• [Exercise data]
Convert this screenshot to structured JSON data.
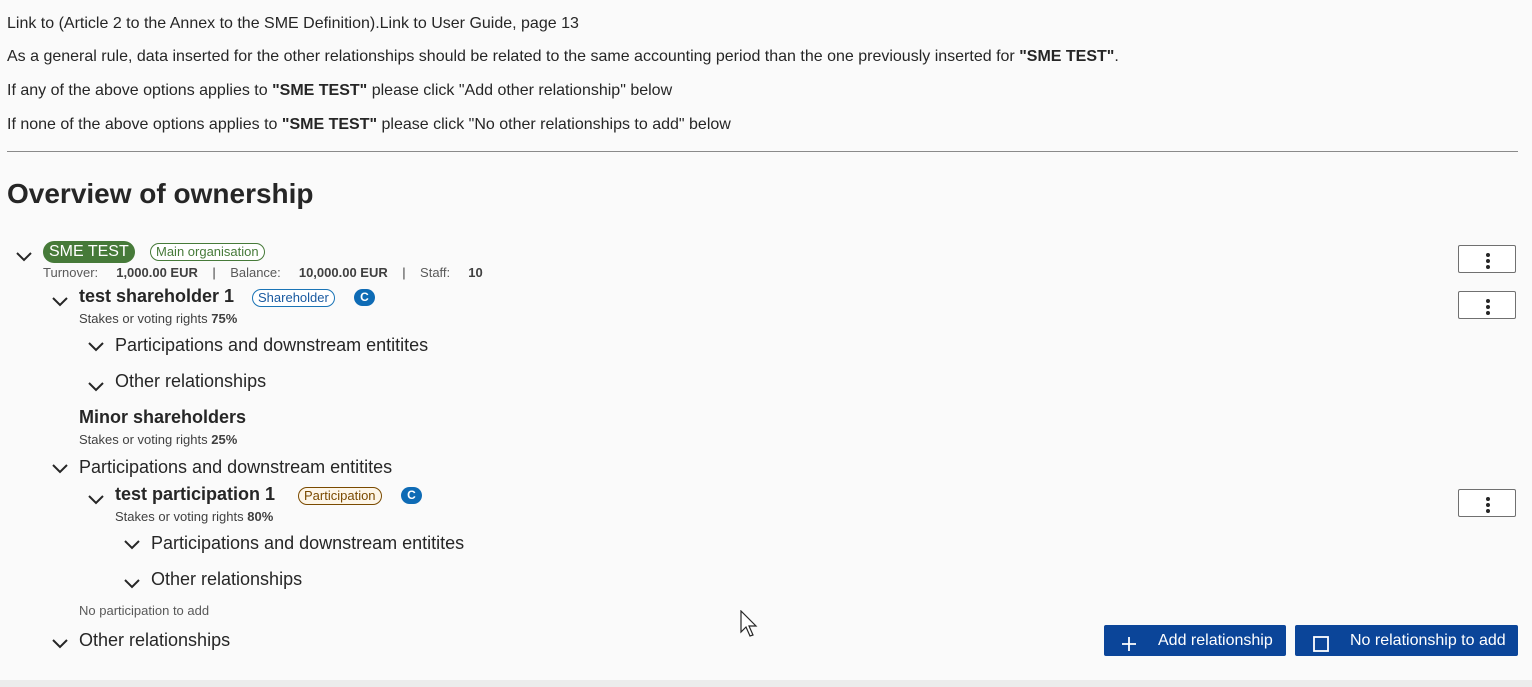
{
  "intro": {
    "line1": "Link to (Article 2 to the Annex to the SME Definition).Link to User Guide, page 13",
    "line2_pre": "As a general rule, data inserted for the other relationships should be related to the same accounting period than the one previously inserted for ",
    "line2_bold": "\"SME TEST\"",
    "line2_post": ".",
    "line3_pre": "If any of the above options applies to ",
    "line3_bold": "\"SME TEST\"",
    "line3_post": " please click \"Add other relationship\" below",
    "line4_pre": "If none of the above options applies to ",
    "line4_bold": "\"SME TEST\"",
    "line4_post": " please click \"No other relationships to add\" below"
  },
  "heading": "Overview of ownership",
  "main_org": {
    "name": "SME TEST",
    "badge": "Main organisation",
    "turnover_label": "Turnover:",
    "turnover_value": "1,000.00 EUR",
    "balance_label": "Balance:",
    "balance_value": "10,000.00 EUR",
    "staff_label": "Staff:",
    "staff_value": "10",
    "sep": "|"
  },
  "shareholder": {
    "name": "test shareholder 1",
    "badge": "Shareholder",
    "c_badge": "C",
    "stakes_label": "Stakes or voting rights",
    "stakes_value": "75%",
    "sub1": "Participations and downstream entitites",
    "sub2": "Other relationships"
  },
  "minor": {
    "name": "Minor shareholders",
    "stakes_label": "Stakes or voting rights",
    "stakes_value": "25%"
  },
  "participations": {
    "label": "Participations and downstream entitites",
    "item": {
      "name": "test participation 1",
      "badge": "Participation",
      "c_badge": "C",
      "stakes_label": "Stakes or voting rights",
      "stakes_value": "80%",
      "sub1": "Participations and downstream entitites",
      "sub2": "Other relationships"
    },
    "empty_note": "No participation to add"
  },
  "other_relationships": "Other relationships",
  "buttons": {
    "add": "Add relationship",
    "none": "No relationship to add"
  },
  "colors": {
    "primary": "#0b4599",
    "green": "#467a39",
    "c_badge": "#0e6bb5"
  }
}
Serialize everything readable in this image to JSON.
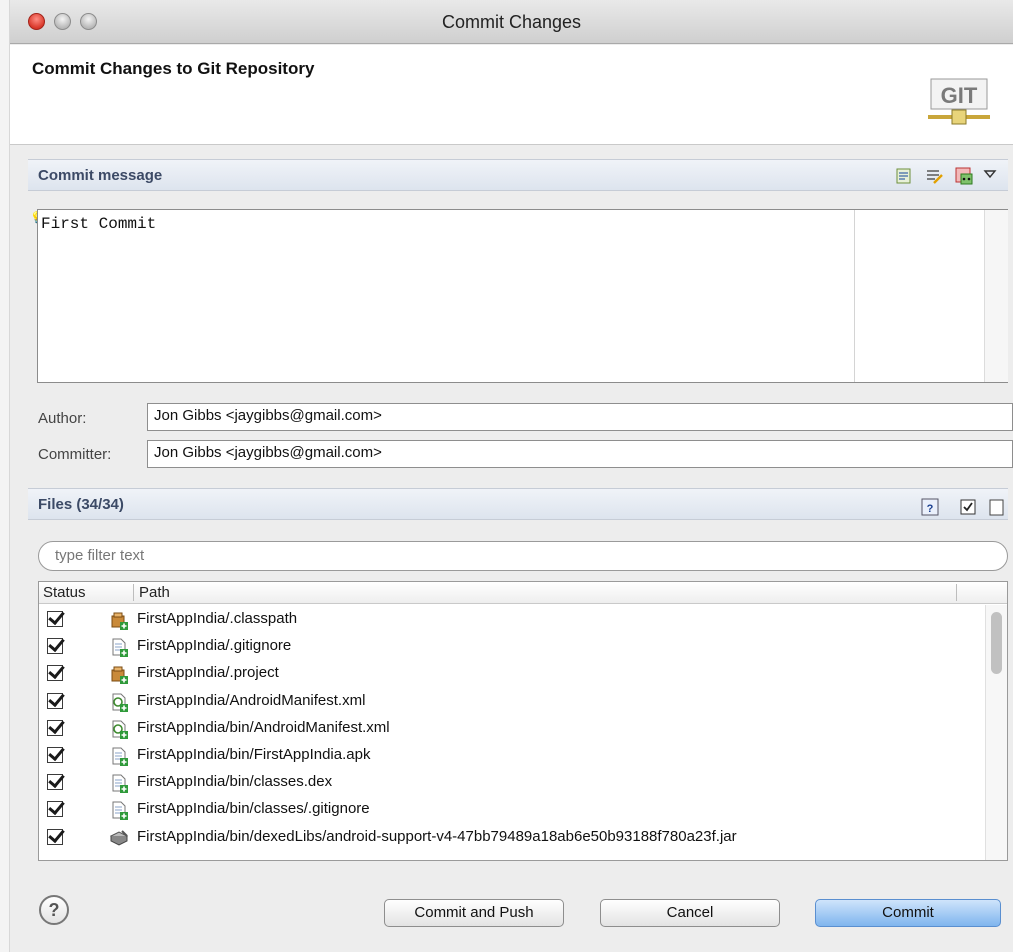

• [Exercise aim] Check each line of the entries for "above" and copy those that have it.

• [Exercise output]
    "line3_pre": "If any of the above options applies to ",
    "line4_pre": "If none of the above options applies to ",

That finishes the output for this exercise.